- The autonomous state – people direct their own actions, and they take responsibility for the results of those actions. (2)
- The agentic state – people allow others to direct their actions and then pass off the responsibility for the consequences to the person giving the orders. In other words, they act as agents for another person’s will. (2)
Anxiety grew inside me as I started to put together the fact that this could happen to me. If I were to combine a situation and a behavioral state, could I induce “harm” on my employees? If the personal connection is not made (situation), and if able to pass the responsibility (agentic state), how many of us would do something we would otherwise avoid? The harm could be more extended hours, lower compensation, or job loss. In this perfect storm of situation and state of behavior, our employees become abstract, and we become capable of doing them wrong.Calmly, I began to think through how I would do my best not to allow myself to fall into a complacency trap as it applies to my employees. My thoughts drove me to apply the SILVER rule which I derived along the way.
- See Your Employees and Find their Individuality – Finding my employees individuality and appreciating those traits will help me create a connection. My connections keep me from becoming too disconnected when needing to make a decision impacting my employees.
- Lead with your Values – Do not allow yourself to stand behind another person’s decision as it applies to an employee. Lead with your values. If the decision does not match values, your role as a leader is to disagree and discuss other options to this decision respectfully.
- Engage with Respect – After you have employed the above points, you may still need to deliver difficult messages to your employee. Engage with your employee with respect. Consider how and where you deliver the message. In addition, be ready to answer questions with compassion and respect.
Continue to see your employees and don’t allow them to become abstract. In addition, apply the SILVER rule – See Individuality, Lead with Values, Engage with Respect.

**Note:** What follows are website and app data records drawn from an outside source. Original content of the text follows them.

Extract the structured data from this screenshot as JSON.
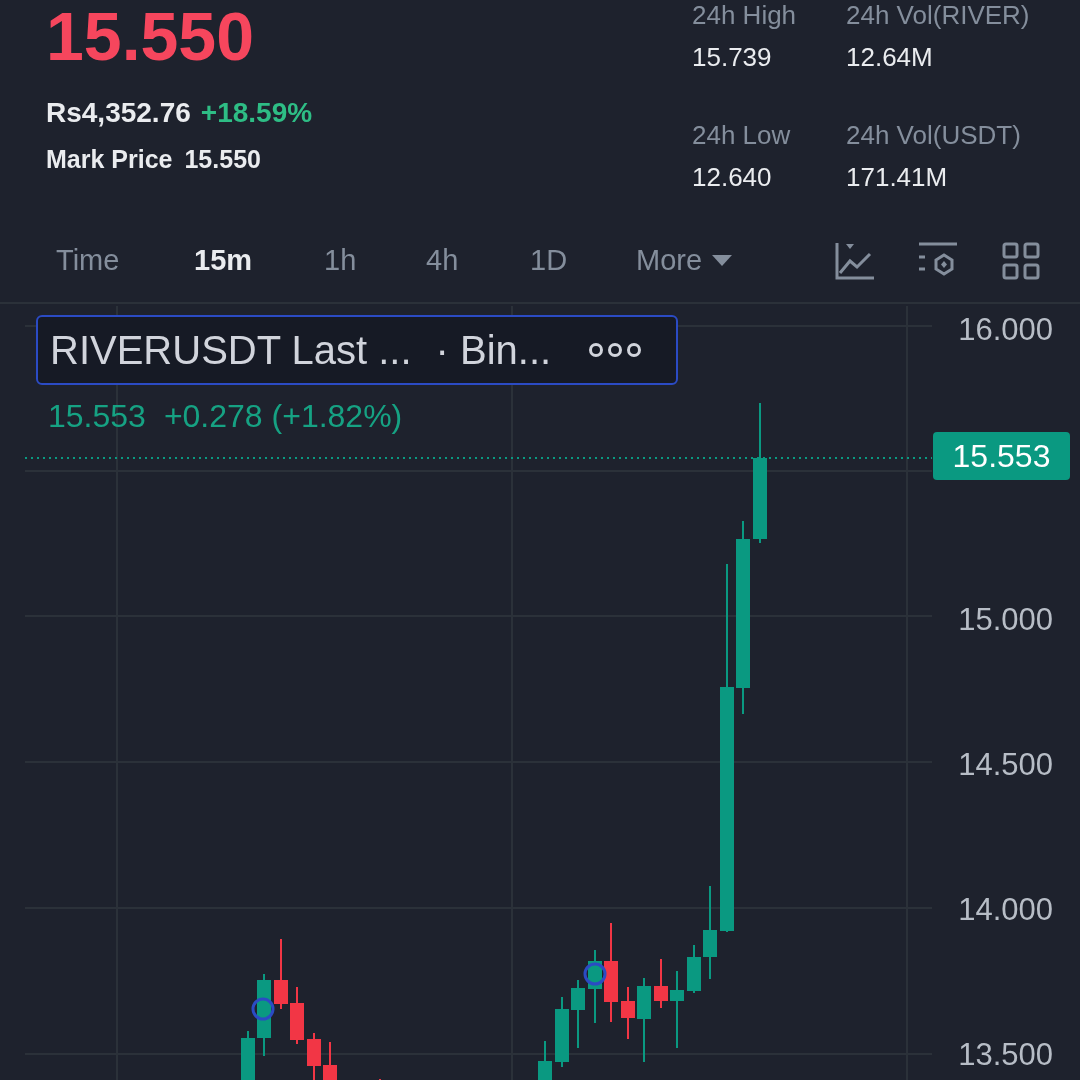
{
  "header": {
    "price": "15.550",
    "fiat_value": "Rs4,352.76",
    "change": "+18.59%",
    "mark_price_label": "Mark Price",
    "mark_price": "15.550"
  },
  "stats": [
    {
      "label": "24h High",
      "value": "15.739"
    },
    {
      "label": "24h Vol(RIVER)",
      "value": "12.64M"
    },
    {
      "label": "24h Low",
      "value": "12.640"
    },
    {
      "label": "24h Vol(USDT)",
      "value": "171.41M"
    }
  ],
  "tabs": [
    {
      "label": "Time",
      "selected": false,
      "kind": "plain"
    },
    {
      "label": "15m",
      "selected": true,
      "kind": "plain"
    },
    {
      "label": "1h",
      "selected": false,
      "kind": "plain"
    },
    {
      "label": "4h",
      "selected": false,
      "kind": "plain"
    },
    {
      "label": "1D",
      "selected": false,
      "kind": "plain"
    },
    {
      "label": "More",
      "selected": false,
      "kind": "dropdown"
    }
  ],
  "chart": {
    "legend_title": "RIVERUSDT Last ...",
    "legend_source": "· Bin...",
    "last_value": "15.553",
    "last_change": "+0.278 (+1.82%)",
    "price_tag": "15.553",
    "y_axis": [
      "16.000",
      "15.000",
      "14.500",
      "14.000",
      "13.500"
    ]
  }
}
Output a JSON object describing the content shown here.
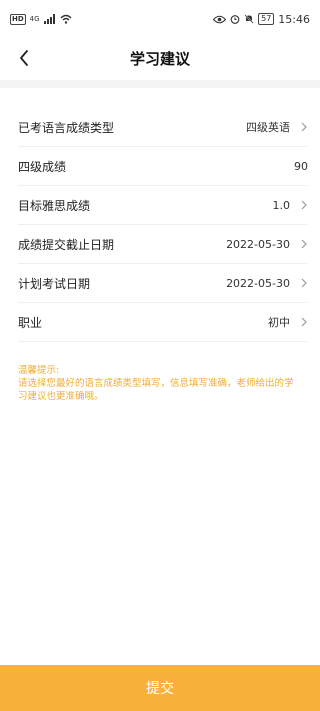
{
  "status_bar": {
    "badge": "HD",
    "network": "4G",
    "battery": "57",
    "time": "15:46"
  },
  "header": {
    "title": "学习建议"
  },
  "form": {
    "rows": [
      {
        "label": "已考语言成绩类型",
        "value": "四级英语",
        "has_chevron": true
      },
      {
        "label": "四级成绩",
        "value": "90",
        "has_chevron": false
      },
      {
        "label": "目标雅思成绩",
        "value": "1.0",
        "has_chevron": true
      },
      {
        "label": "成绩提交截止日期",
        "value": "2022-05-30",
        "has_chevron": true
      },
      {
        "label": "计划考试日期",
        "value": "2022-05-30",
        "has_chevron": true
      },
      {
        "label": "职业",
        "value": "初中",
        "has_chevron": true
      }
    ]
  },
  "tips": {
    "title": "温馨提示:",
    "text": "请选择您最好的语言成绩类型填写，信息填写准确，老师给出的学习建议也更准确哦。"
  },
  "footer": {
    "submit_label": "提交"
  },
  "colors": {
    "accent": "#f9b13c",
    "tip_text": "#f0ad31"
  }
}
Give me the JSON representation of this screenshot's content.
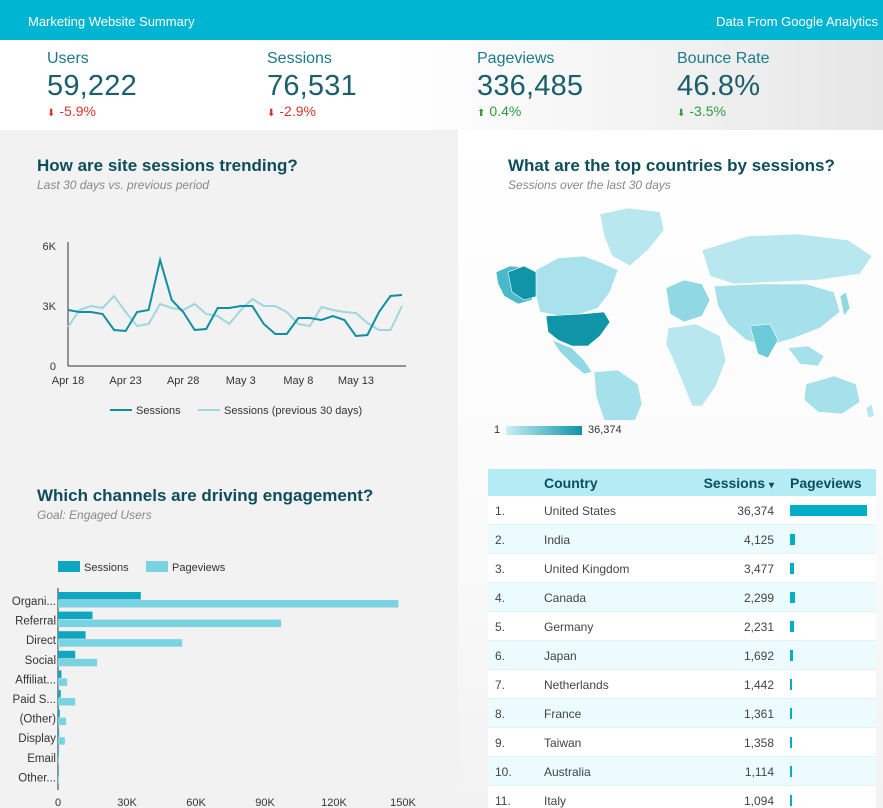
{
  "header": {
    "title": "Marketing Website Summary",
    "source": "Data From Google Analytics"
  },
  "kpis": [
    {
      "label": "Users",
      "value": "59,222",
      "change": "-5.9%",
      "direction": "down"
    },
    {
      "label": "Sessions",
      "value": "76,531",
      "change": "-2.9%",
      "direction": "down"
    },
    {
      "label": "Pageviews",
      "value": "336,485",
      "change": "0.4%",
      "direction": "up"
    },
    {
      "label": "Bounce Rate",
      "value": "46.8%",
      "change": "-3.5%",
      "direction": "down-good"
    }
  ],
  "colors": {
    "accent": "#00b5d1",
    "series_primary": "#0f8fa3",
    "series_secondary": "#9fd6e0",
    "bar_primary": "#0fa7bf",
    "bar_secondary": "#7ad3e0",
    "negative": "#d9342b",
    "positive": "#2c9d3d"
  },
  "trend": {
    "title": "How are site sessions trending?",
    "subtitle": "Last 30 days vs. previous period",
    "legend": [
      "Sessions",
      "Sessions (previous 30 days)"
    ]
  },
  "channels": {
    "title": "Which channels are driving engagement?",
    "subtitle": "Goal: Engaged Users",
    "legend": [
      "Sessions",
      "Pageviews"
    ]
  },
  "geo": {
    "title": "What are the top countries by sessions?",
    "subtitle": "Sessions over the last 30 days",
    "scale_min": "1",
    "scale_max": "36,374"
  },
  "table": {
    "headers": {
      "country": "Country",
      "sessions": "Sessions",
      "sort_icon": "▾",
      "pageviews": "Pageviews"
    },
    "rows": [
      {
        "idx": "1.",
        "country": "United States",
        "sessions": "36,374"
      },
      {
        "idx": "2.",
        "country": "India",
        "sessions": "4,125"
      },
      {
        "idx": "3.",
        "country": "United Kingdom",
        "sessions": "3,477"
      },
      {
        "idx": "4.",
        "country": "Canada",
        "sessions": "2,299"
      },
      {
        "idx": "5.",
        "country": "Germany",
        "sessions": "2,231"
      },
      {
        "idx": "6.",
        "country": "Japan",
        "sessions": "1,692"
      },
      {
        "idx": "7.",
        "country": "Netherlands",
        "sessions": "1,442"
      },
      {
        "idx": "8.",
        "country": "France",
        "sessions": "1,361"
      },
      {
        "idx": "9.",
        "country": "Taiwan",
        "sessions": "1,358"
      },
      {
        "idx": "10.",
        "country": "Australia",
        "sessions": "1,114"
      },
      {
        "idx": "11.",
        "country": "Italy",
        "sessions": "1,094"
      }
    ],
    "pageview_ratio": [
      1.0,
      0.07,
      0.05,
      0.06,
      0.05,
      0.04,
      0.03,
      0.03,
      0.03,
      0.02,
      0.02
    ]
  },
  "chart_data": [
    {
      "type": "line",
      "title": "",
      "x_labels": [
        "Apr 18",
        "Apr 23",
        "Apr 28",
        "May 3",
        "May 8",
        "May 13"
      ],
      "x_label_index": [
        0,
        5,
        10,
        15,
        20,
        25
      ],
      "y_ticks": [
        "0",
        "3K",
        "6K"
      ],
      "ylim": [
        0,
        6000
      ],
      "series": [
        {
          "name": "Sessions",
          "values": [
            2800,
            2700,
            2700,
            2600,
            1800,
            1750,
            2700,
            2800,
            5300,
            3300,
            2700,
            1800,
            1850,
            2900,
            2900,
            3000,
            3000,
            2100,
            1600,
            1600,
            2400,
            2400,
            2300,
            2500,
            2300,
            1500,
            1550,
            2700,
            3500,
            3550
          ]
        },
        {
          "name": "Sessions (previous 30 days)",
          "values": [
            1950,
            2800,
            3000,
            2900,
            3500,
            2700,
            2000,
            2100,
            3100,
            2900,
            2800,
            3100,
            2600,
            2500,
            2100,
            2800,
            3350,
            3000,
            3000,
            2700,
            2100,
            2000,
            2950,
            2800,
            2700,
            2650,
            2150,
            1800,
            1800,
            3000
          ]
        }
      ]
    },
    {
      "type": "bar",
      "orientation": "horizontal",
      "categories": [
        "Organi...",
        "Referral",
        "Direct",
        "Social",
        "Affiliat...",
        "Paid S...",
        "(Other)",
        "Display",
        "Email",
        "Other..."
      ],
      "x_ticks": [
        "0",
        "30K",
        "60K",
        "90K",
        "120K",
        "150K"
      ],
      "xlim": [
        0,
        150000
      ],
      "series": [
        {
          "name": "Sessions",
          "values": [
            36000,
            15000,
            12000,
            7500,
            1500,
            1200,
            800,
            500,
            150,
            80
          ]
        },
        {
          "name": "Pageviews",
          "values": [
            148000,
            97000,
            54000,
            17000,
            4000,
            7500,
            3500,
            3000,
            300,
            150
          ]
        }
      ]
    }
  ]
}
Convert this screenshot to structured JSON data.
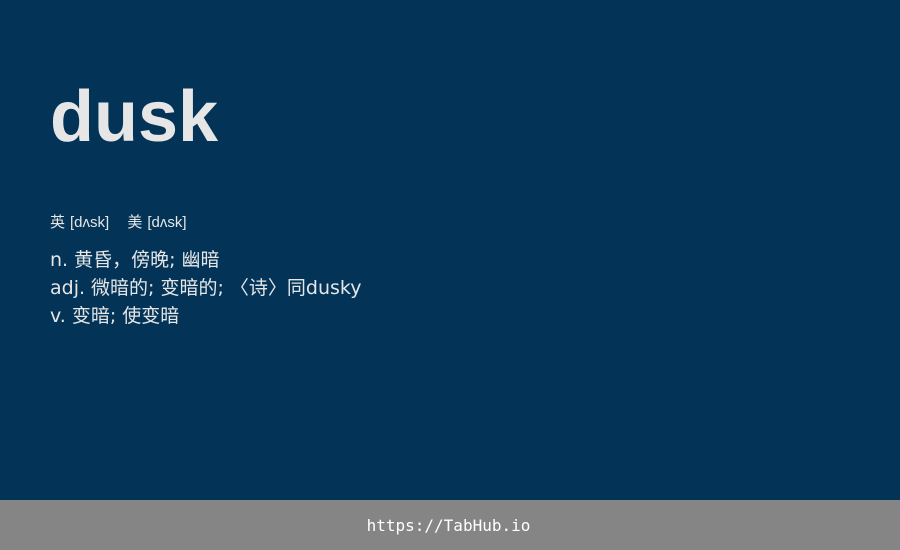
{
  "word": "dusk",
  "phonetics": [
    {
      "label": "英",
      "ipa": "[dʌsk]"
    },
    {
      "label": "美",
      "ipa": "[dʌsk]"
    }
  ],
  "definitions": [
    {
      "pos": "n.",
      "text": "黄昏，傍晚; 幽暗"
    },
    {
      "pos": "adj.",
      "text": "微暗的; 变暗的; 〈诗〉同dusky"
    },
    {
      "pos": "v.",
      "text": "变暗; 使变暗"
    }
  ],
  "footer": {
    "link_text": "https://TabHub.io"
  },
  "colors": {
    "card_background": "#033457",
    "footer_background": "#858585",
    "text": "#e6e6e6"
  }
}
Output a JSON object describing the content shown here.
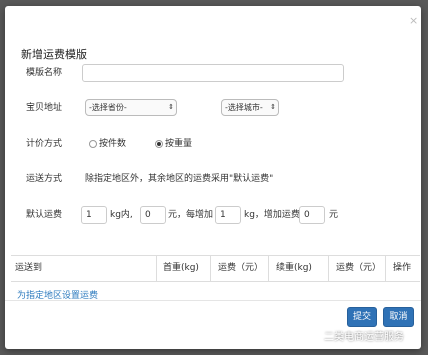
{
  "dialog": {
    "title": "新增运费模版",
    "close_icon": "×"
  },
  "form": {
    "template_name": {
      "label": "模版名称",
      "value": "",
      "placeholder": ""
    },
    "address": {
      "label": "宝贝地址",
      "province_select": "-选择省份-",
      "city_select": "-选择城市-",
      "chevron": "⇕"
    },
    "pricing": {
      "label": "计价方式",
      "options": [
        {
          "label": "按件数",
          "checked": false
        },
        {
          "label": "按重量",
          "checked": true
        }
      ]
    },
    "shipping": {
      "label": "运送方式",
      "description": "除指定地区外，其余地区的运费采用\"默认运费\""
    },
    "default_fee": {
      "label": "默认运费",
      "first_weight": "1",
      "first_weight_unit": "kg内,",
      "first_fee": "0",
      "first_fee_unit": "元，每增加",
      "extra_weight": "1",
      "extra_weight_unit": "kg，增加运费",
      "extra_fee": "0",
      "extra_fee_unit": "元"
    }
  },
  "table": {
    "columns": [
      "运送到",
      "首重(kg)",
      "运费（元）",
      "续重(kg)",
      "运费（元）",
      "操作"
    ]
  },
  "specific_region_link": "为指定地区设置运费",
  "buttons": {
    "submit": "提交",
    "cancel": "取消"
  },
  "watermark": "二类电商运营服务"
}
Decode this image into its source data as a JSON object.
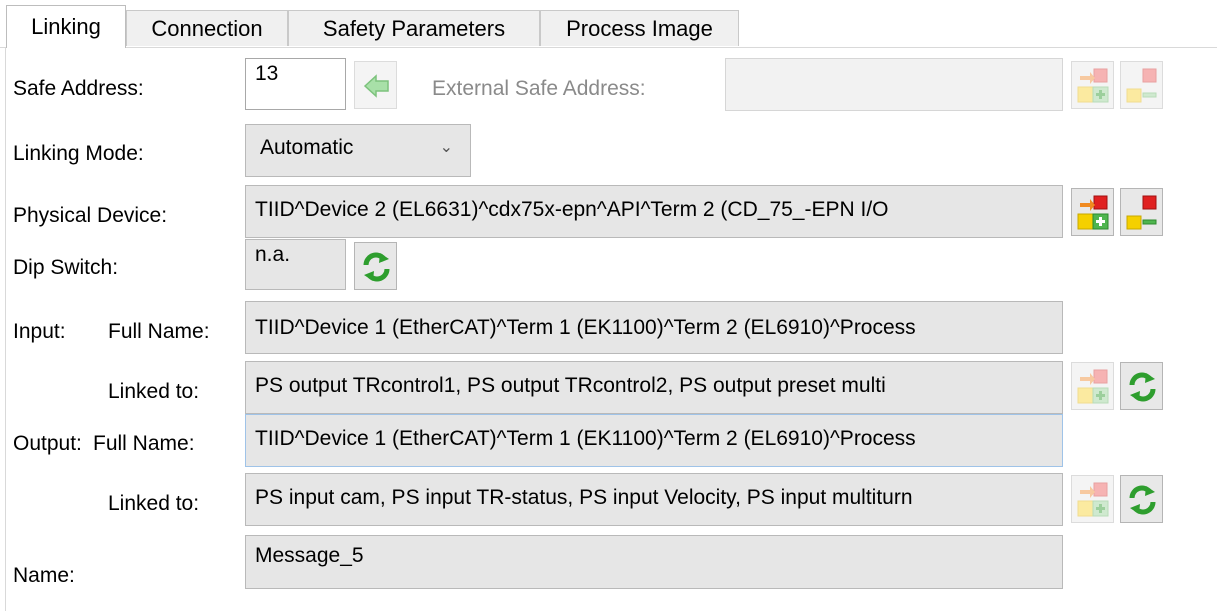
{
  "tabs": [
    {
      "label": "Linking",
      "active": true
    },
    {
      "label": "Connection"
    },
    {
      "label": "Safety Parameters"
    },
    {
      "label": "Process Image"
    }
  ],
  "safe_address": {
    "label": "Safe Address:",
    "value": "13"
  },
  "external_safe_address": {
    "label": "External Safe Address:",
    "value": ""
  },
  "linking_mode": {
    "label": "Linking Mode:",
    "selected": "Automatic"
  },
  "physical_device": {
    "label": "Physical Device:",
    "value": "TIID^Device 2 (EL6631)^cdx75x-epn^API^Term 2 (CD_75_-EPN I/O"
  },
  "dip_switch": {
    "label": "Dip Switch:",
    "value": "n.a."
  },
  "input": {
    "label": "Input:",
    "full_name_label": "Full Name:",
    "full_name": "TIID^Device 1 (EtherCAT)^Term 1 (EK1100)^Term 2 (EL6910)^Process",
    "linked_to_label": "Linked to:",
    "linked_to": "PS output TRcontrol1, PS output TRcontrol2, PS output preset multi"
  },
  "output": {
    "label": "Output:",
    "full_name_label": "Full Name:",
    "full_name": "TIID^Device 1 (EtherCAT)^Term 1 (EK1100)^Term 2 (EL6910)^Process",
    "linked_to_label": "Linked to:",
    "linked_to": "PS input cam, PS input TR-status, PS input Velocity, PS input multiturn"
  },
  "name": {
    "label": "Name:",
    "value": "Message_5"
  },
  "icons": {
    "apply": "green-arrow-left-icon",
    "add_link": "link-add-icon",
    "remove_link": "link-remove-icon",
    "refresh": "green-refresh-icon"
  },
  "colors": {
    "refresh_green": "#2e9e2e",
    "link_red": "#e02020",
    "link_yellow": "#f5d000",
    "apply_green": "#9ad89a"
  }
}
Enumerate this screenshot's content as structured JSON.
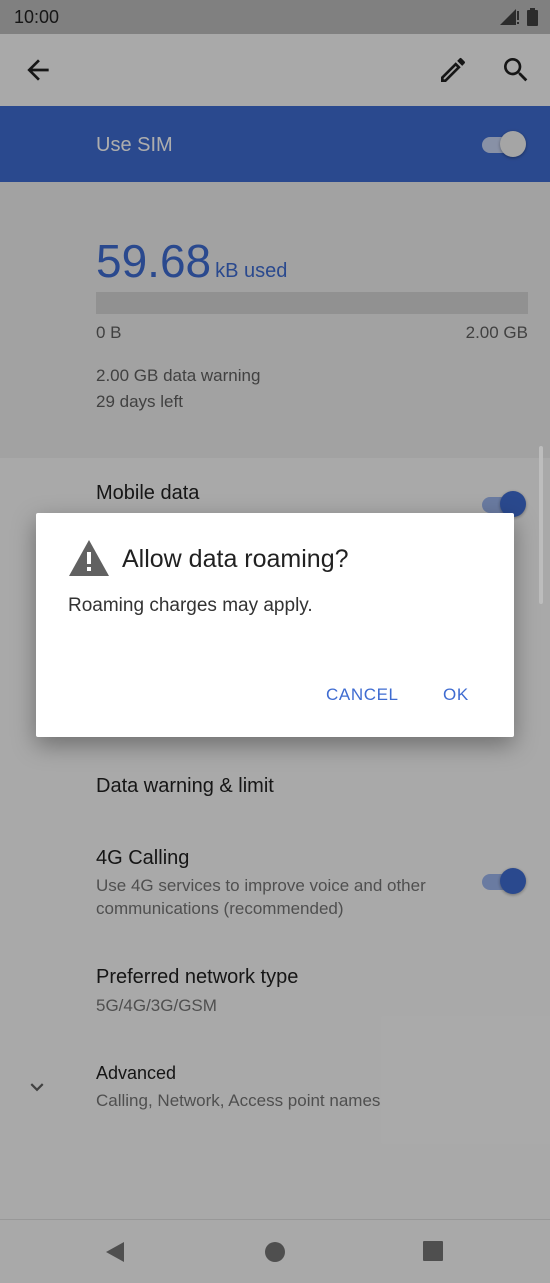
{
  "status_bar": {
    "time": "10:00",
    "icons": [
      "signal-icon",
      "battery-icon"
    ]
  },
  "app_bar": {
    "icons": [
      "back-arrow-icon",
      "edit-pencil-icon",
      "search-icon"
    ]
  },
  "sim": {
    "label": "Use SIM",
    "enabled": true
  },
  "usage": {
    "amount": "59.68",
    "unit": "kB used",
    "progress_fraction": 0.0,
    "min_label": "0 B",
    "max_label": "2.00 GB",
    "warning": "2.00 GB data warning",
    "days_left": "29 days left"
  },
  "settings": {
    "mobile_data": {
      "title": "Mobile data",
      "enabled": true
    },
    "data_warning": {
      "title": "Data warning & limit"
    },
    "calling_4g": {
      "title": "4G Calling",
      "subtitle": "Use 4G services to improve voice and other communications (recommended)",
      "enabled": true
    },
    "network_type": {
      "title": "Preferred network type",
      "subtitle": "5G/4G/3G/GSM"
    },
    "advanced": {
      "title": "Advanced",
      "subtitle": "Calling, Network, Access point names"
    }
  },
  "dialog": {
    "title": "Allow data roaming?",
    "message": "Roaming charges may apply.",
    "cancel_label": "CANCEL",
    "ok_label": "OK"
  },
  "nav_bar": {
    "icons": [
      "back-triangle-icon",
      "home-circle-icon",
      "recents-square-icon"
    ]
  },
  "colors": {
    "accent": "#3f6cd1",
    "scrim": "#000000"
  }
}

Consider these thoughts. If you are inclined, please send your experiences and ideas. An interactive audience enables learning for us all.
(1) Sinek, S. (2014). Leaders Eat Last. New York: Penguin Group (USA) LLC.